Some mornings when I go walking,
on my promenade sauvage,
you are my mind’s companion.
Not today, à cause de la pluie;
It was Monday that we walked together.
I said to you,
nothing of any real importance.
I pointed out a pleasing branch,
winter-bare, cracking the sky’s solid blue
into angular panes.
All the while, the curious eye of a downy woodpecker
peered at us across the top of a telephone pole.
(“Amazing that telephone poles still are,” I say.
you nod agreeably, watching the bird away.)
Houseman goes jogging by;
In my mind’s eye
he turns his head across his shoulder and
back to us in lovely iambs shouts:
“Loveliest of trees the cherry now…”
(steam rising from his mouth into the frigid air.)
I look down;
Lady Murasaki is at my elbow,
kimonos layered seventeen deep.
At her neck and sleeve
a pulsing chromatic order
from bamboo’s winter gold to white,
honors the season with
the echo of its colours.
She raises not her eyes to me.
I glimpse the iron black
of her eleventh century teeth
as she murmurs,
“Golden bamboo sighs
beneath winter’s white weight.”
Recalling to me Friday’s now absent snow.
(Matter never lost, transformed to water.)
She takes her cordial, silent leave
of me, still standing on the bridge.
I press deep-coated ribcage
against the galvanized steel
that keeps us seekers
on the middle path.
Now it holds me from falling to the street below,
leaning out to show you the galls
among my favorite live-oak’s leaves.
(you have turned from whatever personal curiosity held you back while Murasaki and I had our tête-à-tête.)
I tell you: in a housewife’s notebook
that comes to pieces in my hands, I have found
(along with a laudanum label from 1832,
instructions for concocting
A Paste for Cleaning Gloves,
Court Plaster, and
Essence for the Handkerchief,)
her recipe for SOLID INK.
It requires 42 parts Aleppo Galls to
3 parts Dutch Madder.
“Would this work,” I ask
“if we soaked live-oak galls in vinegar
and warm water?”
What could be drawn with such an ink,
rancorous, impudent washes?
We laugh together at this unlikely experiment,
After all, the galls rest too far off the path to reach.
I leave you to work that out, bridge-bound.
Maybe you will have an answer for us tomorrow.
I smile to you and,
hands pocketed in the cold,
amble towards home.
To read more work by Bonnie McClellan, click HERE.
This is a fascinating poem, Bonnie.
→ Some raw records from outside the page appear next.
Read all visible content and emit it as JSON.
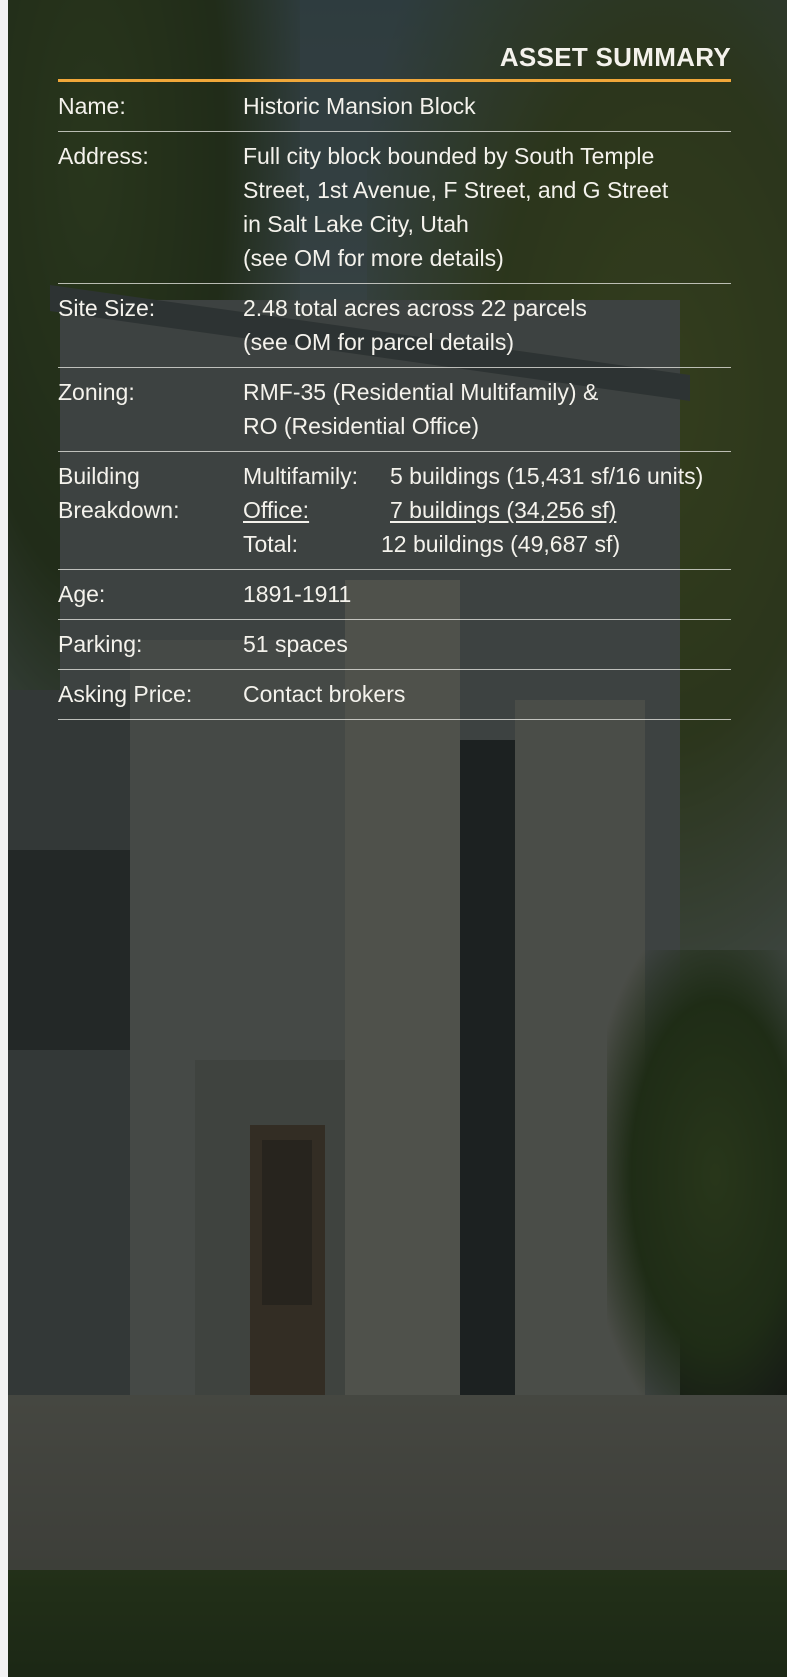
{
  "summary": {
    "title": "ASSET SUMMARY",
    "name": {
      "label": "Name:",
      "value": "Historic Mansion Block"
    },
    "address": {
      "label": "Address:",
      "lines": [
        "Full city block bounded by South Temple",
        "Street, 1st Avenue, F Street, and G Street",
        "in Salt Lake City, Utah",
        "(see OM for more details)"
      ]
    },
    "site_size": {
      "label": "Site Size:",
      "lines": [
        "2.48 total acres across 22 parcels",
        "(see OM for parcel details)"
      ]
    },
    "zoning": {
      "label": "Zoning:",
      "lines": [
        "RMF-35 (Residential Multifamily) &",
        "RO (Residential Office)"
      ]
    },
    "building_breakdown": {
      "label_line1": "Building",
      "label_line2": "Breakdown:",
      "items": [
        {
          "name": "Multifamily:",
          "value": "5 buildings (15,431 sf/16 units)"
        },
        {
          "name": "Office:",
          "value": "7 buildings (34,256 sf)"
        },
        {
          "name": "Total:",
          "value": "12 buildings (49,687 sf)"
        }
      ]
    },
    "age": {
      "label": "Age:",
      "value": "1891-1911"
    },
    "parking": {
      "label": "Parking:",
      "value": "51 spaces"
    },
    "asking_price": {
      "label": "Asking Price:",
      "value": "Contact brokers"
    }
  },
  "colors": {
    "accent_rule": "#f0a73a",
    "text": "#f4f2ec"
  }
}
Beautifully designed, with a gripping mysterious quality.
Thank you so much Brad, I’m glad that you enjoyed the walk along the bridge.
There’s a lovely tranquil mood in these lines, Bonnie. I love them.
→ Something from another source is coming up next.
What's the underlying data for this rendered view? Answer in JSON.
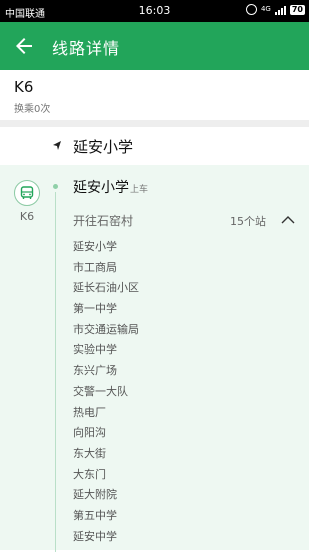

Thank you John, long walks are one of my greatest pleasures when I can find the time for them.
A lovely interlude….I was distracted by my own memory of the purplish black ink we calligraphers sometimes made with oak galls….the ink eats right into the parchment, it is so highly acidic, and that’s what made it almost impossible to remove by the scribes of palimpsests. I enjoyed your speculations about what could be written with such ink—bitter recriminations etc….usually it was psalters and other holy books!
Thank you Cynthia. I found the notebook after reading Victoria Finlay’s “Color: A Natural History of the Palette” a charming history/travelogue which also mentioned the uses of Oak Galls. I’ve never tried it but I’ve always been curious! It was a pleasure to hear about your experience as a calligrapher.